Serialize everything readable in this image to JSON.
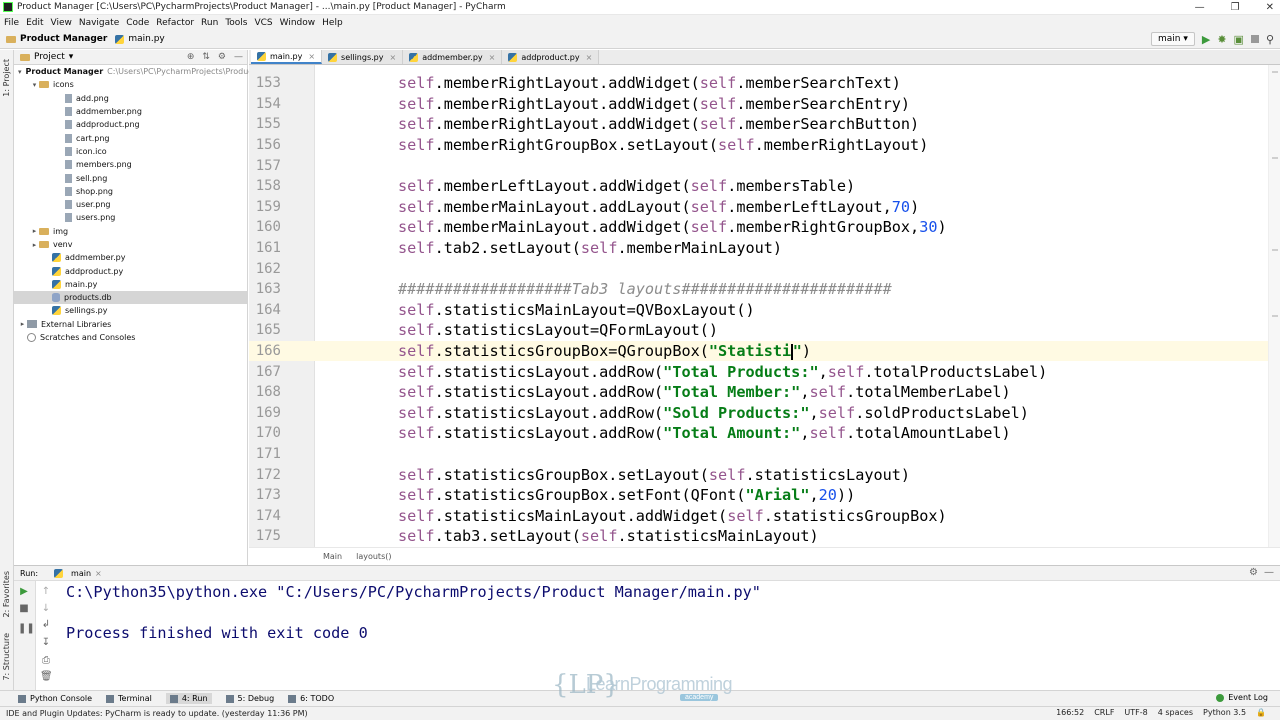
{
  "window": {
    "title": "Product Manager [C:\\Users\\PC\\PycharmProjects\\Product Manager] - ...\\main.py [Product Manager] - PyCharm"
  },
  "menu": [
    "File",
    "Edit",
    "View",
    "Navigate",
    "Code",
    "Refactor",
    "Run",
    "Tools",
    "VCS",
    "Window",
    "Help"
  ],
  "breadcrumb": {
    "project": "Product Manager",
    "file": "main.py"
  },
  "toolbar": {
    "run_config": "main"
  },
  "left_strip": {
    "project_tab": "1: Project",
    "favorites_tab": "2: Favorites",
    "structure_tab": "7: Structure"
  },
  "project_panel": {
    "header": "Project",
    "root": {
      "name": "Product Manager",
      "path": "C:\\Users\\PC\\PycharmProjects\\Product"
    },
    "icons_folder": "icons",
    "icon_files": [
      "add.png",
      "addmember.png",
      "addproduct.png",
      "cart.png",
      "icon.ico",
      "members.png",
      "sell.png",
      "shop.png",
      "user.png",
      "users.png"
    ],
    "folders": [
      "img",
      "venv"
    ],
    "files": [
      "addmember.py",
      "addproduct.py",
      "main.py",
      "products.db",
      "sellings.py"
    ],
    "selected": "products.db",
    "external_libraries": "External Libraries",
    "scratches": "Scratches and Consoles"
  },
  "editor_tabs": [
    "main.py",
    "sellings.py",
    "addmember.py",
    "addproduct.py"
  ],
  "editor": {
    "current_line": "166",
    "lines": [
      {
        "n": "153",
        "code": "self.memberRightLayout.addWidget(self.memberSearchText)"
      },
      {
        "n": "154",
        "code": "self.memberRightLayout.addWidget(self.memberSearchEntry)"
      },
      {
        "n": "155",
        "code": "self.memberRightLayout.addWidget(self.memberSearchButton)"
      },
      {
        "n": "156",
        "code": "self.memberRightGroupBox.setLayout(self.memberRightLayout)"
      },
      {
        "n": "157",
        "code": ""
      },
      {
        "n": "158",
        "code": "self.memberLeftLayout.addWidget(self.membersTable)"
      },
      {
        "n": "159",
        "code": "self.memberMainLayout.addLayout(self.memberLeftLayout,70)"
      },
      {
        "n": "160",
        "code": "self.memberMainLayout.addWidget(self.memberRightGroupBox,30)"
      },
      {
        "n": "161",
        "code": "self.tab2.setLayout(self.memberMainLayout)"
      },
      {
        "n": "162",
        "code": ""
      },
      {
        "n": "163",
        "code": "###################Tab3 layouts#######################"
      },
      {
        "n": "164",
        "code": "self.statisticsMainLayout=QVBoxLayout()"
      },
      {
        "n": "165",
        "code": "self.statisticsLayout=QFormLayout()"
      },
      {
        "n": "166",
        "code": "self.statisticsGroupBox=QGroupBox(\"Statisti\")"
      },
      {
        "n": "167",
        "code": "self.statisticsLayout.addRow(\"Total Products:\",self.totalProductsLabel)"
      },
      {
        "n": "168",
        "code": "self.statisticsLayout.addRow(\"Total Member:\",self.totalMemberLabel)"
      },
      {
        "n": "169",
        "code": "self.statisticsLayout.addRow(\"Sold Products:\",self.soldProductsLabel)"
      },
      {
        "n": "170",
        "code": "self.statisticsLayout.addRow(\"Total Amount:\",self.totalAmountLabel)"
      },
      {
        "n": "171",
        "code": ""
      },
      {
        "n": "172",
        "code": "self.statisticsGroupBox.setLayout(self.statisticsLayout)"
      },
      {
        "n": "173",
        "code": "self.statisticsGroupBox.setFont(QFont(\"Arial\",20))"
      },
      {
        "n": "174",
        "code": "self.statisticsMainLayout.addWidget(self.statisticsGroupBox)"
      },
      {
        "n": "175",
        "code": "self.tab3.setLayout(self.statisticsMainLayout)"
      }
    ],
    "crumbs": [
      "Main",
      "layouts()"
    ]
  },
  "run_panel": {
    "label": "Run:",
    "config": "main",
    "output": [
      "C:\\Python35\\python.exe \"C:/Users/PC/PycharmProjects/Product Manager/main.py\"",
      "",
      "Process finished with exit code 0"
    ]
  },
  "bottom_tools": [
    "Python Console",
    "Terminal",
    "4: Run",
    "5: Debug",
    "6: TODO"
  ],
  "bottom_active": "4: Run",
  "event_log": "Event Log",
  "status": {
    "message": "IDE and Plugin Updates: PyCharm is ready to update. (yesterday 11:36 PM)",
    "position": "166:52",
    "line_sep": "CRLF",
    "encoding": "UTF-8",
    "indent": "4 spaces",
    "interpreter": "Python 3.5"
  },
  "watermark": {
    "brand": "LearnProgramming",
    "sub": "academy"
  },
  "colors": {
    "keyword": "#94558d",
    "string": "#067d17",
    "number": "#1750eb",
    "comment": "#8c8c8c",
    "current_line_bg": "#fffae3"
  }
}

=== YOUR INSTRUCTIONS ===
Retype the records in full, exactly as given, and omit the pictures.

=== WRITTEN RESPONSE ===
Serialize everything readable in this image to JSON.
{
  "window": {
    "title": "Product Manager [C:\\Users\\PC\\PycharmProjects\\Product Manager] - ...\\main.py [Product Manager] - PyCharm"
  },
  "menu": [
    "File",
    "Edit",
    "View",
    "Navigate",
    "Code",
    "Refactor",
    "Run",
    "Tools",
    "VCS",
    "Window",
    "Help"
  ],
  "breadcrumb": {
    "project": "Product Manager",
    "file": "main.py"
  },
  "toolbar": {
    "run_config": "main"
  },
  "left_strip": {
    "project_tab": "1: Project",
    "favorites_tab": "2: Favorites",
    "structure_tab": "7: Structure"
  },
  "project_panel": {
    "header": "Project",
    "root": {
      "name": "Product Manager",
      "path": "C:\\Users\\PC\\PycharmProjects\\Product"
    },
    "icons_folder": "icons",
    "icon_files": [
      "add.png",
      "addmember.png",
      "addproduct.png",
      "cart.png",
      "icon.ico",
      "members.png",
      "sell.png",
      "shop.png",
      "user.png",
      "users.png"
    ],
    "folders": [
      "img",
      "venv"
    ],
    "files": [
      "addmember.py",
      "addproduct.py",
      "main.py",
      "products.db",
      "sellings.py"
    ],
    "selected": "products.db",
    "external_libraries": "External Libraries",
    "scratches": "Scratches and Consoles"
  },
  "editor_tabs": [
    "main.py",
    "sellings.py",
    "addmember.py",
    "addproduct.py"
  ],
  "editor": {
    "current_line": "166",
    "lines": [
      {
        "n": "153",
        "code": "self.memberRightLayout.addWidget(self.memberSearchText)"
      },
      {
        "n": "154",
        "code": "self.memberRightLayout.addWidget(self.memberSearchEntry)"
      },
      {
        "n": "155",
        "code": "self.memberRightLayout.addWidget(self.memberSearchButton)"
      },
      {
        "n": "156",
        "code": "self.memberRightGroupBox.setLayout(self.memberRightLayout)"
      },
      {
        "n": "157",
        "code": ""
      },
      {
        "n": "158",
        "code": "self.memberLeftLayout.addWidget(self.membersTable)"
      },
      {
        "n": "159",
        "code": "self.memberMainLayout.addLayout(self.memberLeftLayout,70)"
      },
      {
        "n": "160",
        "code": "self.memberMainLayout.addWidget(self.memberRightGroupBox,30)"
      },
      {
        "n": "161",
        "code": "self.tab2.setLayout(self.memberMainLayout)"
      },
      {
        "n": "162",
        "code": ""
      },
      {
        "n": "163",
        "code": "###################Tab3 layouts#######################"
      },
      {
        "n": "164",
        "code": "self.statisticsMainLayout=QVBoxLayout()"
      },
      {
        "n": "165",
        "code": "self.statisticsLayout=QFormLayout()"
      },
      {
        "n": "166",
        "code": "self.statisticsGroupBox=QGroupBox(\"Statisti\")"
      },
      {
        "n": "167",
        "code": "self.statisticsLayout.addRow(\"Total Products:\",self.totalProductsLabel)"
      },
      {
        "n": "168",
        "code": "self.statisticsLayout.addRow(\"Total Member:\",self.totalMemberLabel)"
      },
      {
        "n": "169",
        "code": "self.statisticsLayout.addRow(\"Sold Products:\",self.soldProductsLabel)"
      },
      {
        "n": "170",
        "code": "self.statisticsLayout.addRow(\"Total Amount:\",self.totalAmountLabel)"
      },
      {
        "n": "171",
        "code": ""
      },
      {
        "n": "172",
        "code": "self.statisticsGroupBox.setLayout(self.statisticsLayout)"
      },
      {
        "n": "173",
        "code": "self.statisticsGroupBox.setFont(QFont(\"Arial\",20))"
      },
      {
        "n": "174",
        "code": "self.statisticsMainLayout.addWidget(self.statisticsGroupBox)"
      },
      {
        "n": "175",
        "code": "self.tab3.setLayout(self.statisticsMainLayout)"
      }
    ],
    "crumbs": [
      "Main",
      "layouts()"
    ]
  },
  "run_panel": {
    "label": "Run:",
    "config": "main",
    "output": [
      "C:\\Python35\\python.exe \"C:/Users/PC/PycharmProjects/Product Manager/main.py\"",
      "",
      "Process finished with exit code 0"
    ]
  },
  "bottom_tools": [
    "Python Console",
    "Terminal",
    "4: Run",
    "5: Debug",
    "6: TODO"
  ],
  "bottom_active": "4: Run",
  "event_log": "Event Log",
  "status": {
    "message": "IDE and Plugin Updates: PyCharm is ready to update. (yesterday 11:36 PM)",
    "position": "166:52",
    "line_sep": "CRLF",
    "encoding": "UTF-8",
    "indent": "4 spaces",
    "interpreter": "Python 3.5"
  },
  "watermark": {
    "brand": "LearnProgramming",
    "sub": "academy"
  },
  "colors": {
    "keyword": "#94558d",
    "string": "#067d17",
    "number": "#1750eb",
    "comment": "#8c8c8c",
    "current_line_bg": "#fffae3"
  }
}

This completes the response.